Fortunately, you don't need a lot of materials to produce your wax melts. I use this wax since it's non-toxic and readily available at most shops. However, I've also seen ones made with beeswax or paraffin wax.

Because there is no open flame, the wax must melt at a low temp, so I add a little additional oil. Finally, I added a range of essential oils to increase the aromatherapy effect. Choose affordable and available oils in large quantities if you want to smell the entire area. I love lemon, grapefruit, and lavender oils, but feel free to use any oils you choose.


  • Silicon mold, ice cube tray
  • soy wax flakes
  • almond or grapeseed oil
  • tablespoons essential oil of your choice
  • Old 16 ounce glass jar
  • Small saucepan


  1. Fill an old heat-resistant glass jar halfway with its flakes. Place the jar in a saucepan and fill the pan with water till it reaches midway up the sides of the jar.
  2. Boil for a few minutes on low heat, or until the wax melts.
  3. Remove from heat and set aside for 2 minutes to cool. Combine the almond oil and essential oils in a mixing bowl. While 2 teaspoons of essential oil may seem like a lot, your wax melts may not be as fragrant as you'd like, so add extra oil if necessary. If you want to color your melts, you may do it immediately.
  4. Pour the wax into the mold with care and allow it to cool completely.
  5. To use, pour 2 or 3 melts in a warmer and let the smell permeate your home as they melt.


It is vital to understand the temperature at which scent should be added to soy wax. You can't just melt the soy wax and pour your desired perfume onto it. As a result, it is critical to obtain the proper fragrance oils and identify when to add the aroma. Here's a rundown of the several varieties of its and their temperature requirements:

Soy Candle Wax:
The implementation of fragrance on it is determined by the kind of wax and the company. If you're using it a hundred percent pure, heat it to 175 to 185 degrees Fahrenheit before applying your fragrance oil. Check that the oil and wax are well blended. The aroma will not combine well with the wax if the temperature is too low. However, if you overheat it, it may discolor. It may also cause the soy candle to burn inefficiently.

Soy Tart Mix:
Melt your wax to 195 to 200 degrees Fahrenheit for soy candles, soy towers, and soy tart wax mixtures. After that, freeze it to 180-185 degrees before adding your fragrance oil. It is then commonly poured into the molds at 160 to 175 degrees Fahrenheit temperatures.

Hard Wax:
Natural components in all types of soy wax harden the wax, helping it stand on its own like pillar candles. As a result, the wax must have melted at a high temperature.

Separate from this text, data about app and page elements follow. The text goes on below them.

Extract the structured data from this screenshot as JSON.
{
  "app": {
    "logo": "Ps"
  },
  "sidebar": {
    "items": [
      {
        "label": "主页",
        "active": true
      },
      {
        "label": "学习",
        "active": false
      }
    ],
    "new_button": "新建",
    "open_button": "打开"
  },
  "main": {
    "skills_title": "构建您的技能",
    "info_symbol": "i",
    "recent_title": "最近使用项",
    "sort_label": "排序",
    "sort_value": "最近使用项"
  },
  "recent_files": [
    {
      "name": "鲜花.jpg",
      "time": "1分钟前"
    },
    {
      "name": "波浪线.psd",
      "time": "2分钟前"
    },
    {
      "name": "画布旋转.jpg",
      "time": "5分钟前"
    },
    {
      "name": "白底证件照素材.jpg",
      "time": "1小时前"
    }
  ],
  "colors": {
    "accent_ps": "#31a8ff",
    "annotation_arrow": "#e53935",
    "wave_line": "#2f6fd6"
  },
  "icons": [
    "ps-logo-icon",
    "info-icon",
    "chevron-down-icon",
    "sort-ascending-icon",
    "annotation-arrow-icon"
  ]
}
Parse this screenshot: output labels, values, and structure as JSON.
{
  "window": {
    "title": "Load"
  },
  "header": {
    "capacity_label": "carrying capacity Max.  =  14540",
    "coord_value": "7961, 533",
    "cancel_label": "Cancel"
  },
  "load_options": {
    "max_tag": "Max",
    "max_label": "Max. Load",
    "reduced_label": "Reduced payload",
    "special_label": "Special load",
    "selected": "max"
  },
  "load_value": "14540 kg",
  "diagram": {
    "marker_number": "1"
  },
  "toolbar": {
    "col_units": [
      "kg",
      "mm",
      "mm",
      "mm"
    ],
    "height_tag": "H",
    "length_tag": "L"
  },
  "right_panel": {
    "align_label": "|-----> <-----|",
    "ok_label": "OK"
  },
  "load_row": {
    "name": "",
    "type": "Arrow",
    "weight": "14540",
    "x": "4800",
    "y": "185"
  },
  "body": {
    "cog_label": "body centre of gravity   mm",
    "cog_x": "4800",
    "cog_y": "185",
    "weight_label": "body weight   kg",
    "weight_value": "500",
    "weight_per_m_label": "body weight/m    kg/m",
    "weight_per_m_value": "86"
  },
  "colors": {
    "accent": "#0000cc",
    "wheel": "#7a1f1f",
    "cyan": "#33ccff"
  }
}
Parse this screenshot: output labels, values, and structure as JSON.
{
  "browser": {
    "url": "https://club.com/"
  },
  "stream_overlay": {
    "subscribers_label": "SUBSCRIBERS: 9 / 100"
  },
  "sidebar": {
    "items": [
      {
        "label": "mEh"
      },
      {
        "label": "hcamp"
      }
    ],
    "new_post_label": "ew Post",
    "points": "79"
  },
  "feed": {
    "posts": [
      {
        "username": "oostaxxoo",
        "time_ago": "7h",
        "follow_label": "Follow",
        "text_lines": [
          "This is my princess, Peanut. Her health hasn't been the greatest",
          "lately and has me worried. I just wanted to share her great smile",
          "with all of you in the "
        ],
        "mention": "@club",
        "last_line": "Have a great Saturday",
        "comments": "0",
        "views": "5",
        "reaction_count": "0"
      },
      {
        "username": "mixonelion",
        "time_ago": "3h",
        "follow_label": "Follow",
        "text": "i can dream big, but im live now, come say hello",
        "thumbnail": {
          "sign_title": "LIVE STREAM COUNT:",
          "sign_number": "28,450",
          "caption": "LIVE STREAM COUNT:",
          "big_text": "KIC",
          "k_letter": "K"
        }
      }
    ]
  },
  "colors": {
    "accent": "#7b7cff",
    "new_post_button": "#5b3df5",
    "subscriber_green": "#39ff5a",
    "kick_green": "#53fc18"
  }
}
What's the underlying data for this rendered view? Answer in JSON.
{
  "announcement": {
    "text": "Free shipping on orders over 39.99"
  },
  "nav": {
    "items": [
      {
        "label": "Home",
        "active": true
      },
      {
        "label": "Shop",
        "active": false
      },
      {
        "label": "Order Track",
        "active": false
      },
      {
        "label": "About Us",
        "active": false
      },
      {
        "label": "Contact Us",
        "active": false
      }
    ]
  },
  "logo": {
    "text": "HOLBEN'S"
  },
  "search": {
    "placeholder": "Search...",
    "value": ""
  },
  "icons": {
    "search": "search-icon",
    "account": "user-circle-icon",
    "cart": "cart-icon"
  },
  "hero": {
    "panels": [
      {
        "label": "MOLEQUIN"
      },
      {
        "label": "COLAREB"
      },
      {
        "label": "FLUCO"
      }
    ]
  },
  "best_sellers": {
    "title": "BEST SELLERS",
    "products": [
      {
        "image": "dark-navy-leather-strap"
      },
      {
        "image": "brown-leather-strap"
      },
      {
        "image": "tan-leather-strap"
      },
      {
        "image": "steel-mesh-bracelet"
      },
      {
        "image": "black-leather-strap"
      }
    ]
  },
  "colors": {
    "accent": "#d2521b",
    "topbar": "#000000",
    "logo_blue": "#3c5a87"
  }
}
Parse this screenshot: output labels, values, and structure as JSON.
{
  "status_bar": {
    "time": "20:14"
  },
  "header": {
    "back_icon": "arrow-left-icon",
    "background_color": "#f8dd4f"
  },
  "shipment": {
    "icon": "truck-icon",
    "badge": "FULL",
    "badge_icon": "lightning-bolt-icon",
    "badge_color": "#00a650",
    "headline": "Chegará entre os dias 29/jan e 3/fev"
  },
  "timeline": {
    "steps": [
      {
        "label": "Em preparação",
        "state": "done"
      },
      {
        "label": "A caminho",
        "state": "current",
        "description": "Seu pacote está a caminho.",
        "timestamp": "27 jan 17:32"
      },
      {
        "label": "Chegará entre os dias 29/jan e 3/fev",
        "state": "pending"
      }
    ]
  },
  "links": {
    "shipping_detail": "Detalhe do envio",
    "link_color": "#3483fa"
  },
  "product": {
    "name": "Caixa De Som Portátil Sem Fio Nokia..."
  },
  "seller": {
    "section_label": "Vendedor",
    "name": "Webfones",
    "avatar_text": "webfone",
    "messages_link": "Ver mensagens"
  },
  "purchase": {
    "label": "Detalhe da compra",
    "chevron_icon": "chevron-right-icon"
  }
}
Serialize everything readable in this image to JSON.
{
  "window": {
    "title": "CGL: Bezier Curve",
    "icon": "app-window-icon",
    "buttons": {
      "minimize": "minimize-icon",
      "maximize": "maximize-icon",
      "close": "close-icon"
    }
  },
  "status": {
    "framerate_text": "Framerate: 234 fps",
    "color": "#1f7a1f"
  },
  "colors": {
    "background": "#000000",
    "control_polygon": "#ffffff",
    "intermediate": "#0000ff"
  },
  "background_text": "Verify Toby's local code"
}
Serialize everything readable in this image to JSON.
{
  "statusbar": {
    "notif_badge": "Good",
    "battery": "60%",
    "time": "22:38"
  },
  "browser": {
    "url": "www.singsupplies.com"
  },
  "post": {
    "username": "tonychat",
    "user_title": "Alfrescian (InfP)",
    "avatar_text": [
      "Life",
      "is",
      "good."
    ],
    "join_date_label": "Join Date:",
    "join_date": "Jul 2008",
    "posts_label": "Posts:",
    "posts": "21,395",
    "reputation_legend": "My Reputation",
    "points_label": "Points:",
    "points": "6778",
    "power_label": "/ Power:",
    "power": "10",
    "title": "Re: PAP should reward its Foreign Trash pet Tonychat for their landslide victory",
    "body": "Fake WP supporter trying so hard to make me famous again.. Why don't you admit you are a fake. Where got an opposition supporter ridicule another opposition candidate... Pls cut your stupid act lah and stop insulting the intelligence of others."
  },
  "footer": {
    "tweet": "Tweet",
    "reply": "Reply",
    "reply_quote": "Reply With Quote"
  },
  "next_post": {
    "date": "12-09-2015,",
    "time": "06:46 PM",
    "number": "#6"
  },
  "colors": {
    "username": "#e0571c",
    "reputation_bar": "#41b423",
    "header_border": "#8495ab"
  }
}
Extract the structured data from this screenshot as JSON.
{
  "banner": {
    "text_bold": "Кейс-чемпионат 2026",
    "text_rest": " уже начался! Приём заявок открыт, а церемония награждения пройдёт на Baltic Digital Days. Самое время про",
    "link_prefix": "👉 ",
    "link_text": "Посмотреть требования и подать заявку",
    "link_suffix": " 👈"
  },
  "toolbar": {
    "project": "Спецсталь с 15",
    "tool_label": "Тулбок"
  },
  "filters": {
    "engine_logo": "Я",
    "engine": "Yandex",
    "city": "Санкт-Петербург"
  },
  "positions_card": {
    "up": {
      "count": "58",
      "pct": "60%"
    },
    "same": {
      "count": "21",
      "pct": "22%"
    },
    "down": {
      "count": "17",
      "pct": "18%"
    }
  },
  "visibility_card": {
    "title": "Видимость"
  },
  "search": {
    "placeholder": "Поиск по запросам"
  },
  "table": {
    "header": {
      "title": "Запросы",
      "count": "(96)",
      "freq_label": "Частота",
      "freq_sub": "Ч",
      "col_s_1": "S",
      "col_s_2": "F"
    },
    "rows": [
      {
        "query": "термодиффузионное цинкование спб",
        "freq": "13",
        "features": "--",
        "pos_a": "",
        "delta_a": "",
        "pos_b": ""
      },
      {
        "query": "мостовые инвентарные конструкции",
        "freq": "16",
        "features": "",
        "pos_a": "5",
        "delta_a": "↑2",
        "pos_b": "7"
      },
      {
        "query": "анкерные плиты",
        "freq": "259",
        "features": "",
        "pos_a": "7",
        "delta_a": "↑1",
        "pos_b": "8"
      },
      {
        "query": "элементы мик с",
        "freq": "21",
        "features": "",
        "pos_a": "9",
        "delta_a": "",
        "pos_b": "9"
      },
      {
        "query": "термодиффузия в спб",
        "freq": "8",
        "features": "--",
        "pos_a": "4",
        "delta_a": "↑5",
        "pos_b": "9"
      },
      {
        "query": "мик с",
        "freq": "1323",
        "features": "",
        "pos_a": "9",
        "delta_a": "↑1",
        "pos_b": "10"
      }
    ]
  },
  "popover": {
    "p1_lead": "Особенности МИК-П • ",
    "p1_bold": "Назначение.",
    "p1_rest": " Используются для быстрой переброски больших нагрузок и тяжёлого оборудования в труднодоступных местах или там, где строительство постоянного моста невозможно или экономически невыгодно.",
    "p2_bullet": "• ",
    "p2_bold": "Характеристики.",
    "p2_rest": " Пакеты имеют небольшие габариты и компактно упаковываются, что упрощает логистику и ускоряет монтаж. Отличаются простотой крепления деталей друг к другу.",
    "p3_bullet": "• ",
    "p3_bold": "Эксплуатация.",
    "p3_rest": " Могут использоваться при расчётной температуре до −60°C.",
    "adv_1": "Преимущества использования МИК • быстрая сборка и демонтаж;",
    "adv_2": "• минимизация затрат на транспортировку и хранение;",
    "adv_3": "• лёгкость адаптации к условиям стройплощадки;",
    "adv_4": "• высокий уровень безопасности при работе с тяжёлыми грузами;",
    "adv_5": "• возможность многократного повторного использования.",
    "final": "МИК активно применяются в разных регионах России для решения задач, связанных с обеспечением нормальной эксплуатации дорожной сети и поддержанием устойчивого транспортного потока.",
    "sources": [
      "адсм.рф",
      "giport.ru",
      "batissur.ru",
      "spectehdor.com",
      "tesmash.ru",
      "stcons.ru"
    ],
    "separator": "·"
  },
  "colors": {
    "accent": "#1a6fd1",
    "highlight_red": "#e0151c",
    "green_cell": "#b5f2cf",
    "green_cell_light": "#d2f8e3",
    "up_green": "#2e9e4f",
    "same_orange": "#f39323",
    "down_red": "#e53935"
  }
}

As a matter of thumb, 1 ounce of fragrance oil equals 1 pound of soy wax, and it is technically 6.30 percent of the scent burden. We estimated it by dividing 1 oz of scented oil by 16 oz of water (1 pound of soy wax). In general, soy wax may contain up to 8 to 10 percent scent load; however, managing it won't be easy, and you may encounter wicking troubles.

You can determine the proper amount of fragrance oil to provide the greatest results based on the amount of wax you use in a certain container. Consider the following scenario: your container can carry 3 pounds of melted soy wax. You must determine the amount of melted wax in ounces, and you must multiply 3 by 16 to get the total in this situation.

This computation yields a total of 48. Now calculate the 6.25 percent of 48. It comes to 3 in the end. So 3 oz in 3 pounds or 48 oz of molten wax is required. If you do not use total ounces, your calculations may become complicated. So keep this in mind and pay close attention to these calculations to become an expert in determining the correct amount of fragrance oil in your candles each time.

Read more Home, Garden & Building articles
You'll find good info on many topics using our site search: